Locate all lines in the data below that hold "ipsum" and show them.

____ DATA RECORDS

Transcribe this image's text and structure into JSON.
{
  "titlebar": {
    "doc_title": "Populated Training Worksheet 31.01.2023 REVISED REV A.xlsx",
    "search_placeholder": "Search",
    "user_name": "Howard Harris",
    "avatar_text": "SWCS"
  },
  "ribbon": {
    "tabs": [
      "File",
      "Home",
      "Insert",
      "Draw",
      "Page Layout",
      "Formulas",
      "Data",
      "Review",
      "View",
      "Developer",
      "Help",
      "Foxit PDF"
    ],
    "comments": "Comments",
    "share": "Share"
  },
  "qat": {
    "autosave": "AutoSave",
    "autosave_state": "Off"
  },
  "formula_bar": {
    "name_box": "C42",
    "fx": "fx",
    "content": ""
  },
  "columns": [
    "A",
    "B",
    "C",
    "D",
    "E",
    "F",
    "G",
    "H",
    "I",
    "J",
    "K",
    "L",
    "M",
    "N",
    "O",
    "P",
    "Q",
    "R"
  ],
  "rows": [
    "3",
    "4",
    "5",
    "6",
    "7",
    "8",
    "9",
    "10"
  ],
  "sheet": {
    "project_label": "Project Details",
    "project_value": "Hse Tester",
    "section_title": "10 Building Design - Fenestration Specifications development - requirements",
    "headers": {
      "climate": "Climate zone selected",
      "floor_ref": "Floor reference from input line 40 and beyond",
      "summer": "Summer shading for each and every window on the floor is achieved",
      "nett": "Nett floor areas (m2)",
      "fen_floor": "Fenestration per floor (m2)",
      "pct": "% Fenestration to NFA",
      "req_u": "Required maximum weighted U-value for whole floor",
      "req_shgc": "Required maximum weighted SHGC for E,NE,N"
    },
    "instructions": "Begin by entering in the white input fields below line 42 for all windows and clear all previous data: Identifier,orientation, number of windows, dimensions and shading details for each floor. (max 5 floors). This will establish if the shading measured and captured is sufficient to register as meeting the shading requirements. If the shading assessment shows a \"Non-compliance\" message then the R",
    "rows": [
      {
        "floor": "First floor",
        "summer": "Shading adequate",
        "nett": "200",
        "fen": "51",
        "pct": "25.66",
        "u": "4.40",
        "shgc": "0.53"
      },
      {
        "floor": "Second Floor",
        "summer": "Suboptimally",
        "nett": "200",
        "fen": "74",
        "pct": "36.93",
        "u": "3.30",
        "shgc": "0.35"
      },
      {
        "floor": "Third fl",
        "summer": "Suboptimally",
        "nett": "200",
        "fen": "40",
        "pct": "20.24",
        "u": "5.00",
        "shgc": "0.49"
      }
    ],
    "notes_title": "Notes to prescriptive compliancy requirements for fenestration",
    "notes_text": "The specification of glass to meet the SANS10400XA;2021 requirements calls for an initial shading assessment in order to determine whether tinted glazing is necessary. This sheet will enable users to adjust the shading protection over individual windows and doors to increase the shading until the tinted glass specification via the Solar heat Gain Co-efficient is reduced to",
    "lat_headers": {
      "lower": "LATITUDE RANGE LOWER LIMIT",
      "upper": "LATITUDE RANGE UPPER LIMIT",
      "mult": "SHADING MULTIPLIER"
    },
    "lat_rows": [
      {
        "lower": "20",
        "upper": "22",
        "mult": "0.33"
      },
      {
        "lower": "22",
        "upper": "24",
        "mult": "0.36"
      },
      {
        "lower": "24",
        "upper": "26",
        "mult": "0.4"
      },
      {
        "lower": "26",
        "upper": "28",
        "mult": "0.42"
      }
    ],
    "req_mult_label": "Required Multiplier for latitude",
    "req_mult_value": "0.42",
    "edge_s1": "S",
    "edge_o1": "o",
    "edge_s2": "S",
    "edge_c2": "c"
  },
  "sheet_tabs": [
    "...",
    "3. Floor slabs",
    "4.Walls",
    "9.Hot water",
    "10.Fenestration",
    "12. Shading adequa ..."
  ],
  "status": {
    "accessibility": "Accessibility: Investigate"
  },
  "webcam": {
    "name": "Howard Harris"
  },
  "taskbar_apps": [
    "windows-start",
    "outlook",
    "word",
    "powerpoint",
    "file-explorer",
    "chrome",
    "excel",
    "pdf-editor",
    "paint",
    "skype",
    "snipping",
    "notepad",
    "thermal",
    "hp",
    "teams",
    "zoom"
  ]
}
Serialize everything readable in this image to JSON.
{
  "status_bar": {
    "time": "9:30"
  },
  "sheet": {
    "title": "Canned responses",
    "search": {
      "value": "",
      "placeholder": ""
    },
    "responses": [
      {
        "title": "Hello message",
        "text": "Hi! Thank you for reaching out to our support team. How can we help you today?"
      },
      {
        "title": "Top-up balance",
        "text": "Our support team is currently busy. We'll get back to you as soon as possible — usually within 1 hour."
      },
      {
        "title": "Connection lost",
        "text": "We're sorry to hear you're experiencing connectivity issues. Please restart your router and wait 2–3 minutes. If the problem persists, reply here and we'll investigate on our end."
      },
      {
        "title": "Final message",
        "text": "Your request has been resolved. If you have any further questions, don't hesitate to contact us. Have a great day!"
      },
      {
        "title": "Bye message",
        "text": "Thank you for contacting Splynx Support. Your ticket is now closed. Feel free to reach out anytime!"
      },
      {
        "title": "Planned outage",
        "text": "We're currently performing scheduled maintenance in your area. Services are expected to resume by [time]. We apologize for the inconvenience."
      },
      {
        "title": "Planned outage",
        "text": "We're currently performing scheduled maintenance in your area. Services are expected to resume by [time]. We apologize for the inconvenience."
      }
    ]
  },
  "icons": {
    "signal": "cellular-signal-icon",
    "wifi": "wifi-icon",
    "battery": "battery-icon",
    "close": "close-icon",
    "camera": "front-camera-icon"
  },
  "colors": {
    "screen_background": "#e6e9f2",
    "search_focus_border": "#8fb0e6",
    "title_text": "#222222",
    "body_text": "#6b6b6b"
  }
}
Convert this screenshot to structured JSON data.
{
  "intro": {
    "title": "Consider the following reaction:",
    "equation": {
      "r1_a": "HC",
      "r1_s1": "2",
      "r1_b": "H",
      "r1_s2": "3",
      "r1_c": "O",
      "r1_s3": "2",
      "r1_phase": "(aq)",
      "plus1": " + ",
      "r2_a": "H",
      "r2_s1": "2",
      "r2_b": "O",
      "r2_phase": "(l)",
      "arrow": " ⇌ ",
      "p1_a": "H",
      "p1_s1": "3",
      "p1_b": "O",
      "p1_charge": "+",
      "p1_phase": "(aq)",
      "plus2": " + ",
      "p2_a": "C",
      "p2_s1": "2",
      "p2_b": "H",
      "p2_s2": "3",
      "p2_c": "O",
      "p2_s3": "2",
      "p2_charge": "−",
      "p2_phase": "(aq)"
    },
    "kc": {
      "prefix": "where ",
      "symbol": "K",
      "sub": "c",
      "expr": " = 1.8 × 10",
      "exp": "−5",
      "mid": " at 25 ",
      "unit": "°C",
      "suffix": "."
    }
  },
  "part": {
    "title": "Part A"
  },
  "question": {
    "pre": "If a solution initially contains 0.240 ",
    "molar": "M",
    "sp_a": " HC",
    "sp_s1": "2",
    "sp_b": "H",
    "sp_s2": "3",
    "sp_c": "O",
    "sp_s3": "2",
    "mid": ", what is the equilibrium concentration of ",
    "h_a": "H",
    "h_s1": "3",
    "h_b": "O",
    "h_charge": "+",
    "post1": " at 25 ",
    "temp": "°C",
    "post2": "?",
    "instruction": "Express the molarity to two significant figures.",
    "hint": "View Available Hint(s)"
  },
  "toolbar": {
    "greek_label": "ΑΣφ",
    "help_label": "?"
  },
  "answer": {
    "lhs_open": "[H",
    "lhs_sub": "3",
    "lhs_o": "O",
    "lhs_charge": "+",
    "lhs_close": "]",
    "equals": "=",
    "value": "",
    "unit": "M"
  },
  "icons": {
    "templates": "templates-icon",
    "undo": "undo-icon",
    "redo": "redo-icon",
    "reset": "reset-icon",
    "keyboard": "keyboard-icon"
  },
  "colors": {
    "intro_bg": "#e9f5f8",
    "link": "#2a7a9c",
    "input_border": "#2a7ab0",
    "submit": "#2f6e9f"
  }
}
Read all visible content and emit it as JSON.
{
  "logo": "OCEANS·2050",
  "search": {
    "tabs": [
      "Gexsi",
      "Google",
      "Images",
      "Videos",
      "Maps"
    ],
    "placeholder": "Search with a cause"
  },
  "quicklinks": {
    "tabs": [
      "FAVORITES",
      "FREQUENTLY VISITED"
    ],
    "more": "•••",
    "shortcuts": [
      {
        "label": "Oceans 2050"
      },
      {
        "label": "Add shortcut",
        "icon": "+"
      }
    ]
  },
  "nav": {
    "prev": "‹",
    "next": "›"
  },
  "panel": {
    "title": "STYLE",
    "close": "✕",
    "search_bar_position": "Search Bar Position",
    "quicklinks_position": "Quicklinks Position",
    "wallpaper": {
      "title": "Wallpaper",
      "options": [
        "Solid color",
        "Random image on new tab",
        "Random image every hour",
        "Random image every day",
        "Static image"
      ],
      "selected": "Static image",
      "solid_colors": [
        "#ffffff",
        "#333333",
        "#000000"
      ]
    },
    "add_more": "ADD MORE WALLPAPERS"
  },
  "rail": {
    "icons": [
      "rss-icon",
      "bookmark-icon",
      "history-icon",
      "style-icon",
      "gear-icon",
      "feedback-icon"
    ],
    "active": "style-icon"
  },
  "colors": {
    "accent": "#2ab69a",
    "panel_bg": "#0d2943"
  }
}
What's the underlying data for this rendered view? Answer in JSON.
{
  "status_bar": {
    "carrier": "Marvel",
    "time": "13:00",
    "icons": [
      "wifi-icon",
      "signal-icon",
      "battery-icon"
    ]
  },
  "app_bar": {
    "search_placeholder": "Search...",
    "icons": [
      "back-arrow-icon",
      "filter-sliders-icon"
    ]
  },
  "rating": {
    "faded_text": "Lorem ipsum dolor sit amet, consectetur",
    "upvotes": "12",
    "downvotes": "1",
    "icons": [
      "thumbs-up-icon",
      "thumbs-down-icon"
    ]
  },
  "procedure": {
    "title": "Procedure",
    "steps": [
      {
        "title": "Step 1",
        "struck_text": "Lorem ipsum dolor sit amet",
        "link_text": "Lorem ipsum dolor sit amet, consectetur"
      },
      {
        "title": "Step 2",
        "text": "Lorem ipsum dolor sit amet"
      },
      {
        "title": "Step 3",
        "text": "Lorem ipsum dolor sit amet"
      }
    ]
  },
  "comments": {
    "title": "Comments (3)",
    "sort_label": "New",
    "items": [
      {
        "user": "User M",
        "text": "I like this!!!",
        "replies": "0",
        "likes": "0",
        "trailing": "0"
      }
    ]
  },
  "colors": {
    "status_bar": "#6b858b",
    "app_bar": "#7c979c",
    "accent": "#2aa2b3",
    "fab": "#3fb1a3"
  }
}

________

OUTPUT OF THE TASK:
    "faded_text": "Lorem ipsum dolor sit amet, consectetur",
        "struck_text": "Lorem ipsum dolor sit amet",
        "link_text": "Lorem ipsum dolor sit amet, consectetur"
        "text": "Lorem ipsum dolor sit amet"
        "text": "Lorem ipsum dolor sit amet"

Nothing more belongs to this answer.